This article is copyright of Katherine Williams © July 2003, photos courtesy of the Serpentine Gallery and copyright Cindy Sherman © 1976-2003 and must not be reproduced without written permission of the author or the editors at UKlandscape.  However please feel free to print the article for your later personal reading pleasure.

An Introduction to Cindy Sherman and the Issue of Gender
Katherine Williams BA History of Modern Art  University of Manchester

This feature intends to provide an introduction to Sherman’s photography.  Show how she developed her ideas and highlighting her key groups of works (series” as she has titled them).

Cindy Sherman and the issue of gender are synonymous. It is the core
subject of discussion in the exploration of her photographs, since the
unveiling of her Untitled Film Series (1977-1980) in 1980.

Sherman has always, had a keen interest in role-play, dressing up and the media.  She was born in 1954 in New Jersey, and grew up within a changing social environment.  Television became integrated into everyday living and brought new and influential images to the young Sherman.  She began experimenting with her own appearance, playing around with how she could make herself look, and the kinds of personalities or characters this could conger.  This then filtered into and dominated her photographic work, from when she trained at Art College to present day.  In order to gain a greater awareness of Sherman’s photography an understanding of the social situation of the time when her work came into the public arena is necessary.  Through this one can grasp the bearing that this had on her work and the way in which it was viewed.  The development of the feminist movement of the seventies had recently occurred and this created the platform for her art, making her photography such a success. This was a period when women wanted to be seen as more than objects of sexual desire, or purely motherly figures.  They wanted to reinstate themselves in the modern society, and direct the male vision away from their previous stereotypes.  Much of this feeling was expressed through performance art.  Sherman uses this medium as she is the artist and protagonist of all her photographs yet in each she adopts a different guise.  It is her aim to show the different personas that women have opted for, or even adopted, over the recent years.

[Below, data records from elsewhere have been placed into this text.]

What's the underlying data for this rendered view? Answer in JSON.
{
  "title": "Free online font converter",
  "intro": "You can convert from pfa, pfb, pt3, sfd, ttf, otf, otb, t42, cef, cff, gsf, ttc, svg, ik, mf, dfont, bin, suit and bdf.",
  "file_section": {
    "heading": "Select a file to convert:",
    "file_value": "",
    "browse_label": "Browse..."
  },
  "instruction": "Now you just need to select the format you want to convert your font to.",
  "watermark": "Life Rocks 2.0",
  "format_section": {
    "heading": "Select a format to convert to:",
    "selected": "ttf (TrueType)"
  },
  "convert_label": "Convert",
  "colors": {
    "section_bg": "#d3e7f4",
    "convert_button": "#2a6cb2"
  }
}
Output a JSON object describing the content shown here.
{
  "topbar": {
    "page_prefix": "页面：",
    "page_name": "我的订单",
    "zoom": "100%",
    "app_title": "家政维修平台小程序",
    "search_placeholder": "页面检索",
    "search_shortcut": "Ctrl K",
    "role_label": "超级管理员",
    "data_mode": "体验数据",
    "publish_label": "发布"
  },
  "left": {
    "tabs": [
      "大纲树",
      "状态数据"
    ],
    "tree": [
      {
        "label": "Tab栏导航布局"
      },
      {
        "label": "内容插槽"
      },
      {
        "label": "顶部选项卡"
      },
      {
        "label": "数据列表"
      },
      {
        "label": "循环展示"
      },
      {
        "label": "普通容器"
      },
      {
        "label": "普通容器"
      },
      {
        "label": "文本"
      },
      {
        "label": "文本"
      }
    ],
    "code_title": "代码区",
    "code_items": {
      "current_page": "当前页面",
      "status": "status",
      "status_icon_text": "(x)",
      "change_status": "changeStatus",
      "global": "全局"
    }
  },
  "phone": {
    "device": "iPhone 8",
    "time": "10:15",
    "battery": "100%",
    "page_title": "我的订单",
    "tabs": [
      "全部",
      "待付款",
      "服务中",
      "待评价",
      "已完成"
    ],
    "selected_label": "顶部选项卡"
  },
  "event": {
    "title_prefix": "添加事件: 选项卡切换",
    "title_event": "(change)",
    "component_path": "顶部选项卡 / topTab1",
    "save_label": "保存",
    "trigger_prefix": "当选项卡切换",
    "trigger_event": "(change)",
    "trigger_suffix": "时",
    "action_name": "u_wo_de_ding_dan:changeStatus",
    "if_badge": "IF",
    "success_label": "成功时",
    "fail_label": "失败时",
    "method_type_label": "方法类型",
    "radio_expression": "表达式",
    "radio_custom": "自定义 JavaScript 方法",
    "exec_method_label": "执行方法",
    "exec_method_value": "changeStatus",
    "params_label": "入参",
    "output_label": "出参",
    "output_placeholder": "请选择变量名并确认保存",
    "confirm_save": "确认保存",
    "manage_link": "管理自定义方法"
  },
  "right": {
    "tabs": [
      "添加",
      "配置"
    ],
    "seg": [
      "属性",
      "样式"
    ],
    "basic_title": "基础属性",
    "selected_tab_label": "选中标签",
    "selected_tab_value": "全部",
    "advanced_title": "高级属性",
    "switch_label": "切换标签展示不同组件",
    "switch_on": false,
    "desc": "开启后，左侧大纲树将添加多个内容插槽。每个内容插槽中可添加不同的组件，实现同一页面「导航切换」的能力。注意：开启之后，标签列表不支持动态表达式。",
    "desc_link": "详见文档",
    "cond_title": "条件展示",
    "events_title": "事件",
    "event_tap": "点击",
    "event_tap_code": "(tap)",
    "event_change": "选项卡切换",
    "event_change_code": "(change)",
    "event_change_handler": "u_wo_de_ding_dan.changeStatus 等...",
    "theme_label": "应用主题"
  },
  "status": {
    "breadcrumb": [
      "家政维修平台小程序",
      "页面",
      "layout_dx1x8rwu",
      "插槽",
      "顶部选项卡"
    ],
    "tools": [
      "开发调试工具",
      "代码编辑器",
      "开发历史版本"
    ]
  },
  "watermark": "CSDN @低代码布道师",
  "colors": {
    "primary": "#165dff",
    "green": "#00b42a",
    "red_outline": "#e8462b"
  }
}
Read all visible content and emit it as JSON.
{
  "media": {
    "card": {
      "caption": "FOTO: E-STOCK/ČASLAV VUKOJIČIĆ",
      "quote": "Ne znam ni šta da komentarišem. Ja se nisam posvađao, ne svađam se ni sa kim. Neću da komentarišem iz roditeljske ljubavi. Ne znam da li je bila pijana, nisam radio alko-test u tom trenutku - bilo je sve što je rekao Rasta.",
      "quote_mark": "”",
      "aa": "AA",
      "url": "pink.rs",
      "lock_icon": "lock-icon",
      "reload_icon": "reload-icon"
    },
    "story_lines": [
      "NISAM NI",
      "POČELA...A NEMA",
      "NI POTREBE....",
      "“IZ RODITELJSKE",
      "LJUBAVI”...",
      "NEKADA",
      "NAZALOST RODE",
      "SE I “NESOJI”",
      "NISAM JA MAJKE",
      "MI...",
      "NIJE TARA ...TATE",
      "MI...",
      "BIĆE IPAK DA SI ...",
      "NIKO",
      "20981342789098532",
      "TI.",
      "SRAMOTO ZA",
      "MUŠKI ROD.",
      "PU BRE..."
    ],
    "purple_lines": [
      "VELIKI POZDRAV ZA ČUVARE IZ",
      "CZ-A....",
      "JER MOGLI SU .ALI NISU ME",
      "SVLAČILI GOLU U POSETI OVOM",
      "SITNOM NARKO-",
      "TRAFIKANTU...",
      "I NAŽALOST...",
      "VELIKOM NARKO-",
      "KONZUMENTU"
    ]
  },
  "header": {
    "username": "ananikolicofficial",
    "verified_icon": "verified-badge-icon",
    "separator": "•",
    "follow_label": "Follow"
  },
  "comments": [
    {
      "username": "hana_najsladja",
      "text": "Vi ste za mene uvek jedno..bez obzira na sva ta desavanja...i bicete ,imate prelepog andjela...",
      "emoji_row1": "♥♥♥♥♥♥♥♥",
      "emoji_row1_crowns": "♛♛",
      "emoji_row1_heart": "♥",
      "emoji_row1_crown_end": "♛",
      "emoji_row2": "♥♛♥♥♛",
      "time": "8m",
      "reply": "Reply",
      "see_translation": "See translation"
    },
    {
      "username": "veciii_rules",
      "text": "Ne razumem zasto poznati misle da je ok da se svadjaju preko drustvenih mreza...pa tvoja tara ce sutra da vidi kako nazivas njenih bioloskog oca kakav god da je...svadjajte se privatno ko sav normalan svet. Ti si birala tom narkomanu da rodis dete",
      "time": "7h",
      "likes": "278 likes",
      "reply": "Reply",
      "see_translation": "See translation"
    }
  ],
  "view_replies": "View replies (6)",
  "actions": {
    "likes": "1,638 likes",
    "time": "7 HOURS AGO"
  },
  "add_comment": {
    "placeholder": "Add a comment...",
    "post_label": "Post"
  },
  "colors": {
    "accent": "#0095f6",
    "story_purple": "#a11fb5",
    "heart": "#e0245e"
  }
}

The recent exhibition of Sherman’s work shown at the Serpentine and Gloucester Road tube station includes many aspects of her career.  However when looking at the show as a whole the issue of gender and identity is prevalent throughout.  As mentioned earlier, the Untitled film Stills are the first photographs to have an impact with the discussion of female identity.  They consist of 69 different prints.  They are the entire same format, 8x10",
and are photographed in black and white. The size and use of the monochrome were both intended to mirror the original film stills produced in the fifties.  In each of the pieces, Sherman adopts a character that she believes is stereotypical of the roles that women played within our popular culture and media.  These images relate back to the fifties and the influence that Sherman’s childhood has played on them.  In 1983 Sherman, in an interview with Thom Thompson, stated that in the conception of the series she was conscious of, "...thinking, of general stereotypes..." Sherman elaborates that she wished to portray “the most artificial looking kinds of woman”.  She wanted to explore the most “unreal” female figures.  Women that wore lots of make-up with big hair and awkward clothing such as high heels, shapely bras and short skirts.  In Untitled Film Still #10 1978, Sherman takes on a seemingly vulnerable role, asserting the act of femininity.

In order for Sherman to achieve these “characters” she must assume a persona.  “Persona” originates from the theatre in classical times.  Lynn Gumpert states, "... the word "persona" designated both the actor and the masks worn in different roles.  It was by speaking through the mask that the actor assumed the role".  Sherman is critiquing the women that she achieves.  By taking on various roles through costume and make-up (which acts like a mask), her audience can presuppose the woman portrayed.  The object, Sherman, becomes a believable subject.  In fact so believable are Sherman’s characters that many feel that they have seen the image before.  Yet none of them are copies, all are unique creations of the artist.

Sherman developed and strengthened her vision of female representation through the History Portraits of 1989.  She went back to examining the Old Masters and the ways in which they worked and how they portrayed the female form.  Sherman is still the main feature of each photograph, although she does use elaborate make-up, fake noses and breasts and thus her own identify becomes more invisible.  The photographs are extremely humorous and highlight the difference between the perception of women then, to present day.  In Untitled #225 1990, inspired by Botticelli’s Portrait of a Woman 1490, Sherman mocks the composition, creating a humorous assessment of the original.

The seemingly decadent woman (Sherman) with her blonde locks and high society gowns has an exposed breast, which squirts milk.  Her demure expression makes this gesture all the more provocative.  The woman and her nudity no longer act like a vision of beauty, which would have been Botticelli’s original intention.

Moving on from these The Older woman series 2002 takes on a different stance to gender.  Sherman, having aged herself, wanted to bring to light the myth of eternal youth.  Her Hollywood inspired characters, all women trying their hardest to hide the effects of ageing, show the constant values that our superficial society puts upon women.  That each must strive for outer beauty.  Sherman’s visions show these women as almost desperate and freakish.

They relate back to Sherman’s original argument prevalent within the Film Stills of women acting the role of femininity through adopting a persona or mask.  All of which is an attempt to surrender to the male gaze.

Sherman’s formula has transcended over 25 years, with the fundamental elements remaining.  She is always the main focus of the piece and she continues to analyse the subject of gender in particular femininity.  Her photography intends to show the images of the stereotypical woman, she then goes on to mock the vision of the female body from the past and continues to reject the concept of beauty and youth.


Copyright Katherine Williams ©  13th July 2003